21 Ways to Save Water
Are you using more water than you thought? Take a look at your bill. You would be surprised at how much water you are using and money you can save by following these water saving tips….
- Never pour water down the drain when there may be another use for it such as watering a plant or garden, or for cleaning around your home.
- Verify that your home is leak free. Many homes have hidden water leaks. Read your water meter before and after a two-hour period when no water is being used. If the meter does not read exactly the same, there is possible leak.
- Repair dripping faucets by replacing washers.
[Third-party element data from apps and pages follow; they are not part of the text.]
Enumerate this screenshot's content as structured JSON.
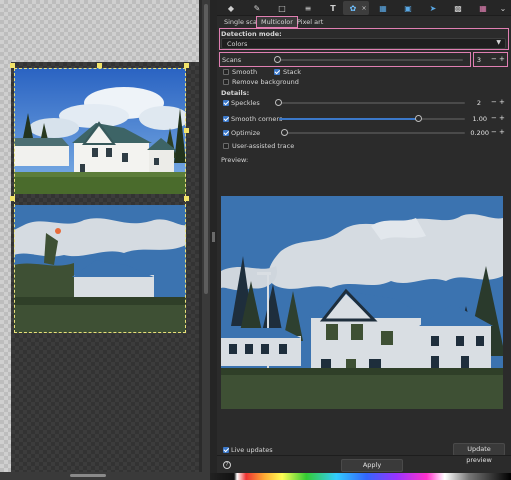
{
  "canvas": {
    "photo_original": "color photo of a white farmhouse with green roof under a blue sky with clouds",
    "photo_traced": "multicolor traced preview of the same farmhouse"
  },
  "toolbar": {
    "icons": [
      "layers-icon",
      "edit-icon",
      "document-icon",
      "align-icon",
      "text-icon",
      "trace-bitmap-icon",
      "swatches-icon",
      "objects-icon",
      "export-icon",
      "symbols-icon",
      "document-properties-icon",
      "more-icon"
    ],
    "active": "trace-bitmap-icon"
  },
  "tabs": [
    {
      "label": "Single scan",
      "active": false
    },
    {
      "label": "Multicolor",
      "active": true
    },
    {
      "label": "Pixel art",
      "active": false
    }
  ],
  "detection": {
    "label": "Detection mode:",
    "value": "Colors"
  },
  "scans": {
    "label": "Scans",
    "value": "3",
    "minus": "−",
    "plus": "+",
    "slider_fraction": 0.0
  },
  "options": {
    "smooth": {
      "label": "Smooth",
      "checked": false
    },
    "stack": {
      "label": "Stack",
      "checked": true
    },
    "remove_background": {
      "label": "Remove background",
      "checked": false
    }
  },
  "details": {
    "label": "Details:",
    "speckles": {
      "label": "Speckles",
      "checked": true,
      "value": "2",
      "slider_fraction": 0.0
    },
    "smooth_corners": {
      "label": "Smooth corners",
      "checked": true,
      "value": "1.00",
      "slider_fraction": 0.75
    },
    "optimize": {
      "label": "Optimize",
      "checked": true,
      "value": "0.200",
      "slider_fraction": 0.0
    }
  },
  "user_assisted": {
    "label": "User-assisted trace",
    "checked": false
  },
  "preview": {
    "label": "Preview:"
  },
  "live_updates": {
    "label": "Live updates",
    "checked": true
  },
  "update_preview_button": "Update preview",
  "apply_button": "Apply",
  "colors": {
    "accent": "#3b78c9",
    "highlight_frame": "#e07fb2",
    "trace_blue": "#3b73b0",
    "trace_white": "#d9dee3",
    "trace_green": "#3e5034",
    "trace_navy": "#1e2e3c"
  }
}
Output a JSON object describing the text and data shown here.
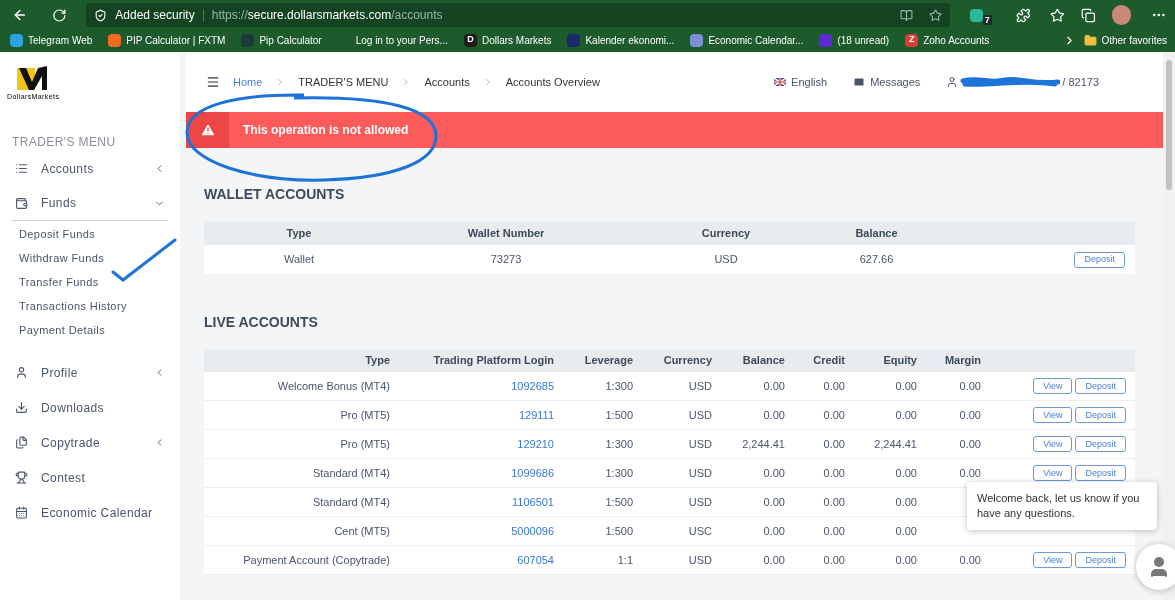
{
  "browser": {
    "security": "Added security",
    "url_scheme": "https://",
    "url_host": "secure.dollarsmarkets.com",
    "url_path": "/accounts",
    "extension_badge": "7",
    "bookmarks": [
      {
        "label": "Telegram Web",
        "color": "#2aa3df"
      },
      {
        "label": "PIP Calculator | FXTM",
        "color": "#f26b21"
      },
      {
        "label": "Pip Calculator",
        "color": "#1a3b3a"
      },
      {
        "label": "Log in to your Pers..."
      },
      {
        "label": "Dollars Markets",
        "color": "#1d1d1d",
        "glyph": "D"
      },
      {
        "label": "Kalender ekonomi...",
        "color": "#1b2a6b"
      },
      {
        "label": "Economic Calendar...",
        "color": "#7b8fd6"
      },
      {
        "label": "(18 unread)",
        "color": "#5b2bd6"
      },
      {
        "label": "Zoho Accounts",
        "color": "#e13b36",
        "glyph": "Z"
      }
    ],
    "other_favorites": "Other favorites"
  },
  "logo": {
    "caption": "DollarsMarkets"
  },
  "sidebar": {
    "heading": "TRADER'S MENU",
    "items": [
      {
        "label": "Accounts",
        "expanded": false
      },
      {
        "label": "Funds",
        "expanded": true,
        "children": [
          {
            "label": "Deposit Funds"
          },
          {
            "label": "Withdraw Funds"
          },
          {
            "label": "Transfer Funds"
          },
          {
            "label": "Transactions History"
          },
          {
            "label": "Payment Details"
          }
        ]
      },
      {
        "label": "Profile",
        "expanded": false
      },
      {
        "label": "Downloads"
      },
      {
        "label": "Copytrade",
        "expanded": false
      },
      {
        "label": "Contest"
      },
      {
        "label": "Economic Calendar"
      }
    ]
  },
  "header": {
    "breadcrumbs": [
      {
        "label": "Home",
        "link": true
      },
      {
        "label": "TRADER'S MENU",
        "link": false
      },
      {
        "label": "Accounts",
        "link": false
      },
      {
        "label": "Accounts Overview",
        "link": false
      }
    ],
    "language": "English",
    "messages": "Messages",
    "account_suffix": "/ 82173"
  },
  "alert": {
    "message": "This operation is not allowed"
  },
  "wallet_accounts": {
    "title": "WALLET ACCOUNTS",
    "columns": [
      "Type",
      "Wallet Number",
      "Currency",
      "Balance"
    ],
    "rows": [
      {
        "cells": [
          "Wallet",
          "73273",
          "USD",
          "627.66"
        ],
        "action": "Deposit"
      }
    ]
  },
  "live_accounts": {
    "title": "LIVE ACCOUNTS",
    "columns": [
      "Type",
      "Trading Platform Login",
      "Leverage",
      "Currency",
      "Balance",
      "Credit",
      "Equity",
      "Margin"
    ],
    "rows": [
      {
        "cells": [
          "Welcome Bonus (MT4)",
          "1092685",
          "1:300",
          "USD",
          "0.00",
          "0.00",
          "0.00",
          "0.00"
        ],
        "actions": [
          "View",
          "Deposit"
        ]
      },
      {
        "cells": [
          "Pro (MT5)",
          "129111",
          "1:500",
          "USD",
          "0.00",
          "0.00",
          "0.00",
          "0.00"
        ],
        "actions": [
          "View",
          "Deposit"
        ]
      },
      {
        "cells": [
          "Pro (MT5)",
          "129210",
          "1:300",
          "USD",
          "2,244.41",
          "0.00",
          "2,244.41",
          "0.00"
        ],
        "actions": [
          "View",
          "Deposit"
        ]
      },
      {
        "cells": [
          "Standard (MT4)",
          "1099686",
          "1:300",
          "USD",
          "0.00",
          "0.00",
          "0.00",
          "0.00"
        ],
        "actions": [
          "View",
          "Deposit"
        ]
      },
      {
        "cells": [
          "Standard (MT4)",
          "1106501",
          "1:500",
          "USD",
          "0.00",
          "0.00",
          "0.00"
        ]
      },
      {
        "cells": [
          "Cent (MT5)",
          "5000096",
          "1:500",
          "USC",
          "0.00",
          "0.00",
          "0.00"
        ]
      },
      {
        "cells": [
          "Payment Account (Copytrade)",
          "607054",
          "1:1",
          "USD",
          "0.00",
          "0.00",
          "0.00",
          "0.00"
        ],
        "actions": [
          "View",
          "Deposit"
        ]
      }
    ]
  },
  "chat": {
    "message": "Welcome back, let us know if you have any questions."
  }
}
If your faucet is dripping at a rate of one drop per second, you can expect to waste 2,700 gallons per year.
- Retrofit all household faucets by installing aerators with flow restrictors to slow the flow of water.
- Check for toilet tank leaks by adding food coloring to the tank. If the toilet is leaking, color will appear in the toilet bowl within 30 minutes. Check the toilet for a worn out flapper. Most replacement parts are inexpensive, readily available and easily installed. (Flush as soon as test is done, since food coloring may stain tank.)
- If the toilet handle frequently sticks in the flush position letting water run constantly, replace or adjust it.
- Install a toilet dam or displacement device such as a bag or bottle to cut down on the amount of water needed for each flush. Be sure installation does not interfere with the operating parts. When purchasing new or replacement toilets, consider low-volume units that use less than half the water of older models.
- Take shorter showers by two minutes and save an hour of running water per month. Replace your showerhead with an ultra-low-flow version.
- Place a bucket in the shower to catch excess water and use this to water plants. The same technique can be used when washing dishes or vegetables in the sink.
- Operate automatic dishwashers and clothes washers only when they are fully loaded. Set the water level for the size of load you are using.
- When washing dishes by hand, fill one sink or basin with soapy water. Quickly rinse under a slow-moving stream from the faucet.
- Store drinking water in the refrigerator. Don’t let the tap run while you are waiting for cool water to flow.
- Do not use running water to thaw meat or other frozen foods. Defrost food overnight in the refrigerator or use the defrost setting on your microwave.
- Kitchen sink disposals require lots of water to operate properly. Start a vegetable compost pile as an alternate method of disposing of food waste, instead of using a garbage disposal.
- Consider installing an instant water heater on your kitchen sink so you don’t have to let the water run while it heats up.
- Don’t let water run while shaving or washing your face. Brush your teeth first while waiting for water to get hot, then wash or shave after filling the basin.
- Do not allow a hose to run as you wash your car. Use a self-closing hose nozzle.
- Irrigate early in the morning or late at night to avoid evaporation.
- Make sure that your sprinkler system is in good repair, that there are no leaks, and that the heads are properly adjusted to eliminate any overspray on paved areas or buildings.
- If you have an automated sprinkler system, make sure the controller is properly set to achieve minimum watering levels.
- Avoid flushing the toilet unnecessarily. Dispose of tissues and other similar waste in the trash rather than the toilet.
Try to do one thing each day that will result in saving water. Don’t worry if the savings are minimal.
Every drop counts. You can make a difference!